Karnataka is best known for its software industry and now biotechnology. Kerala, or God’s Own Country, as it is often called, is one of the most popular tourist destinations in India. Kerala also boasts of a very high literacy rate - almost 100 per cent!
Rajasthan is the largest state in India. Goa is the smallest state in India.
India has 7 union territories:
- Andaman and Nicobar Islands
- Dadra and Nagar Haveli
- Daman and Diu
Delhi, the capital of India, is the largest metropolis in India. It has its own Legislative Assembly, Lieutenant Governor, Council of Ministers and Chief Minister.
Indira Point, the southernmost point of India, lies in the Andaman and Nicobar Islands. However, it got submerged in water when the Tsunami hit India in December 2004.
Within the Andaman and Nicobar Islands also lies Ritchie’s archipelago, a prominent archipelago of India. An archipelago refers to a group or cluster of islands.
Like the Andaman and Nicobar Islands, Lakshadweep is also a famous archipelago. It is also called the Coral Paradise of India, because of the presence of some beautiful coral reefs.
Political divisions are man-made territorial boundaries, whereas physical divisions are marked by natural contours. A physical map shows the natural landscape of a country.
India is divided into six natural regions:
- The Great Himalayas
- The northern plains
- The desert region
- The southern plateau
- The coastal plains
- The island region
The great Himalayas owing to the location are said to be guarding our country. The Himalayas include three main parallel ranges: The northern-most range is the Himadri. This range forms the backbone of the Himalayas. It contains nine of the fourteen highest peaks in the world. The middle range is the Himachal, also called the Lower Himalayas.
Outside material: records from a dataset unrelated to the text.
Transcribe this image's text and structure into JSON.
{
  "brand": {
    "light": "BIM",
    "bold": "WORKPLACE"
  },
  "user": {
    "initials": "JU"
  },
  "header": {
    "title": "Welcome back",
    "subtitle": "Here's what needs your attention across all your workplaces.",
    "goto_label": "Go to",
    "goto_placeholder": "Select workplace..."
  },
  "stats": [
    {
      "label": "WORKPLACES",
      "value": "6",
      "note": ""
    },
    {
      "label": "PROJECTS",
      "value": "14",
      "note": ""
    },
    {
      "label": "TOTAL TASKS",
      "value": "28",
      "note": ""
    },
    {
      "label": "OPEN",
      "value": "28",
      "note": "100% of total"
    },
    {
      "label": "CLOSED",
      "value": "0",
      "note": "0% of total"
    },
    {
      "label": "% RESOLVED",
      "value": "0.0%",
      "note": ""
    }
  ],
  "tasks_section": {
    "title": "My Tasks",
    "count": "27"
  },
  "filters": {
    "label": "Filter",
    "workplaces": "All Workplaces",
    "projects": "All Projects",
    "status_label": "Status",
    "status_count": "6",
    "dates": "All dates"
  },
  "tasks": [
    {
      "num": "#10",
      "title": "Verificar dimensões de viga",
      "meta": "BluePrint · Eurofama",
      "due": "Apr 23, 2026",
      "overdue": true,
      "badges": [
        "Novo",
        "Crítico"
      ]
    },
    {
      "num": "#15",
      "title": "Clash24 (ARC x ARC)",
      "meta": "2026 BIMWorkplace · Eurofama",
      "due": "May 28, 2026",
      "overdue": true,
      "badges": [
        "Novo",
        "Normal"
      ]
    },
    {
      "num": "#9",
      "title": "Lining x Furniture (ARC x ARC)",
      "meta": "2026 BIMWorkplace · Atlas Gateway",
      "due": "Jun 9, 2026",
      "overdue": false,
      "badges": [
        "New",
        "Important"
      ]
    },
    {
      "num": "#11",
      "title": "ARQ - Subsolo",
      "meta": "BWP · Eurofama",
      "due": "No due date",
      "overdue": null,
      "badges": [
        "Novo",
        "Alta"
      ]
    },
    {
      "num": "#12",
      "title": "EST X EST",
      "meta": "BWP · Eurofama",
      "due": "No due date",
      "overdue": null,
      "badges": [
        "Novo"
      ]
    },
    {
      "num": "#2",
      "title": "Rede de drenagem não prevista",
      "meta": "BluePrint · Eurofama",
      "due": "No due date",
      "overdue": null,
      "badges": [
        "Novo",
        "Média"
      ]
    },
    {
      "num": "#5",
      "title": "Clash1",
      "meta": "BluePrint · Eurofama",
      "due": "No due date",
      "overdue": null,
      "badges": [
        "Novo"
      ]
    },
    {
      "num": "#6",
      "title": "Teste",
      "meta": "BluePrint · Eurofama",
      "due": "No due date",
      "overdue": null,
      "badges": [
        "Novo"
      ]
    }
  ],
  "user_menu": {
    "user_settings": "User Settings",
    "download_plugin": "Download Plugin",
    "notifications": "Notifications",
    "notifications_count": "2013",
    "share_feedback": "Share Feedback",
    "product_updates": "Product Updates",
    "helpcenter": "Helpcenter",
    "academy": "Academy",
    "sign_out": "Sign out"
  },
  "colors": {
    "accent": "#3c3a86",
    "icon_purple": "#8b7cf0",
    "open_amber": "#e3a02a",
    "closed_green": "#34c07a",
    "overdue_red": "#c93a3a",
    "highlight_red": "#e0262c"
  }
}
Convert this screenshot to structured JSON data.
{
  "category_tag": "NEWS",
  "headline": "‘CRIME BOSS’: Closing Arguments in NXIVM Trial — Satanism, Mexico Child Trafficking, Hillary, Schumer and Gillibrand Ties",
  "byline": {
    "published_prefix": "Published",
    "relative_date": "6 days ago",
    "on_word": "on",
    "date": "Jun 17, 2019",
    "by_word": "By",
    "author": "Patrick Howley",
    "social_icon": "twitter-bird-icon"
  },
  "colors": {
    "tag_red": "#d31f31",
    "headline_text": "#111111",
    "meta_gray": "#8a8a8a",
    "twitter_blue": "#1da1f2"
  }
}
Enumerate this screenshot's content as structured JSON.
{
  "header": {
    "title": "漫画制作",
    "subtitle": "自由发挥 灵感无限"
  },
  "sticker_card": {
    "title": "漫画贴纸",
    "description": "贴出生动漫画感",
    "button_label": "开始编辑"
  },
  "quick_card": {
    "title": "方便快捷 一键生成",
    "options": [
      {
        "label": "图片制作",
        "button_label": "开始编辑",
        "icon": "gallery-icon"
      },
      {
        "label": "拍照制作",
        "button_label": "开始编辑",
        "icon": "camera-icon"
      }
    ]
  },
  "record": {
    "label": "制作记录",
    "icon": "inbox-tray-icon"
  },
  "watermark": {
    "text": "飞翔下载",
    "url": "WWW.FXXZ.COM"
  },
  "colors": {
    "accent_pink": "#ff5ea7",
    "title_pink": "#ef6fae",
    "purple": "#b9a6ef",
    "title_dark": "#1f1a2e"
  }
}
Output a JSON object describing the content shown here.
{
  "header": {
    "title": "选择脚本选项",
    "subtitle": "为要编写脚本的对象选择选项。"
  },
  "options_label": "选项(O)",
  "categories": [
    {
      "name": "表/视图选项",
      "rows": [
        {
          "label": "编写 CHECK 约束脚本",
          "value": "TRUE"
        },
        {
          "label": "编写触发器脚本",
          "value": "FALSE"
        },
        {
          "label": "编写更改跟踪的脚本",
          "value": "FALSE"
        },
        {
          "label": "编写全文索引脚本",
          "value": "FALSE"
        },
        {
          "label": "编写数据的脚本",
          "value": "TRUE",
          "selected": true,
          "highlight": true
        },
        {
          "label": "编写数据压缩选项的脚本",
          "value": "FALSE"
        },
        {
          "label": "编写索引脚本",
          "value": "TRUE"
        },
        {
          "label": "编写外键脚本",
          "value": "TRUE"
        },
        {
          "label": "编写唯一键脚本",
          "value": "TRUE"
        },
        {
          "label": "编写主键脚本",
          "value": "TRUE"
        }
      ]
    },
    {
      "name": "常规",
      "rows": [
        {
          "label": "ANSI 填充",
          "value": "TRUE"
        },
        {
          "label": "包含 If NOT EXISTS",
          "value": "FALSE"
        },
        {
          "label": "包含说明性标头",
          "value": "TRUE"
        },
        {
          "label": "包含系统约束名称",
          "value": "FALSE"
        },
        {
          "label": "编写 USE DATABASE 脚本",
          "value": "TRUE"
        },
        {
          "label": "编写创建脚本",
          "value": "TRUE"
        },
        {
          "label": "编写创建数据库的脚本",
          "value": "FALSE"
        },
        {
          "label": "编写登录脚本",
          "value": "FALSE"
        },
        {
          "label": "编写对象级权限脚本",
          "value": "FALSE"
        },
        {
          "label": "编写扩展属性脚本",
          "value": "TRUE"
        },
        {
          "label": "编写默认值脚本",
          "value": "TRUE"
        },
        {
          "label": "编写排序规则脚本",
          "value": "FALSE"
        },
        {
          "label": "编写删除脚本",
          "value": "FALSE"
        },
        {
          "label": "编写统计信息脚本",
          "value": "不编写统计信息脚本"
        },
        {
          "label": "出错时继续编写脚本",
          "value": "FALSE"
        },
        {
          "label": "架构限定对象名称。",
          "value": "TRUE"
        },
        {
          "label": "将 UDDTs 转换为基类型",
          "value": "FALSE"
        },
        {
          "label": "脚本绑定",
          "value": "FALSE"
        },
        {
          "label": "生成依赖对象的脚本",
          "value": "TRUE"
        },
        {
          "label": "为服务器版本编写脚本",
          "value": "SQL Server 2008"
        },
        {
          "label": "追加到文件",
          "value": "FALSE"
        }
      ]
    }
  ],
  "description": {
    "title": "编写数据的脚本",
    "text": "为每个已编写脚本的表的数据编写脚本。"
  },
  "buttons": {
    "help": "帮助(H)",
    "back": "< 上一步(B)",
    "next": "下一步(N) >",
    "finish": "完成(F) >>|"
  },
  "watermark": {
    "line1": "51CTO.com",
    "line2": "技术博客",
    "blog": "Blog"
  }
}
The southern-most is the narrowest range, the Shivalik range.
Plains are flatland areas and are only marginally above sea level. Plains are highly populated owing to the pleasant climate in these areas. The rivers Indus, Ganga and Brahmaputra pass through this land and their alluvial deposits make the land fertile.
Towards the south of the northern plains lies the triangular peninsular plateau. The Aravali range stretches across the state of Rajasthan and ends in Delhi and is one of the oldest ranges of the world.
The Deccan plateau is the biggest plateau in India covering most of central and southern India. Most areas in the plateau region are rich in minerals. The Vindhya and the Satpura ranges of mountains lie at the centre of our country, dividing it into Northern and Southern India.
The rivers Indus, Ganga and Brahmaputra make alluvial deposits on the northern plains, making them fertile. The Narmada and the Tapi flow westward between the Vindhya and Satpura ranges and drain into the Arabian Sea.
There are two groups of islands that are also a part of India:
- The Andaman and Nicobar Islands in the Bay of Bengal, and
- The Lakshadweep Islands in the Arabian Sea.
Lakshadweep Islands are also known as coral islands as they are made of corals, which are skeletons of marine organisms known as polyps. The Mahanadi, Godavari, Krishna and Kaveri drain into the Bay of Bengal in the east.
The world’s largest delta is the Sunderban Delta. This delta is formed at the mouth of the rivers Ganga and Brahmaputra when they drain in the Bay of Bengal.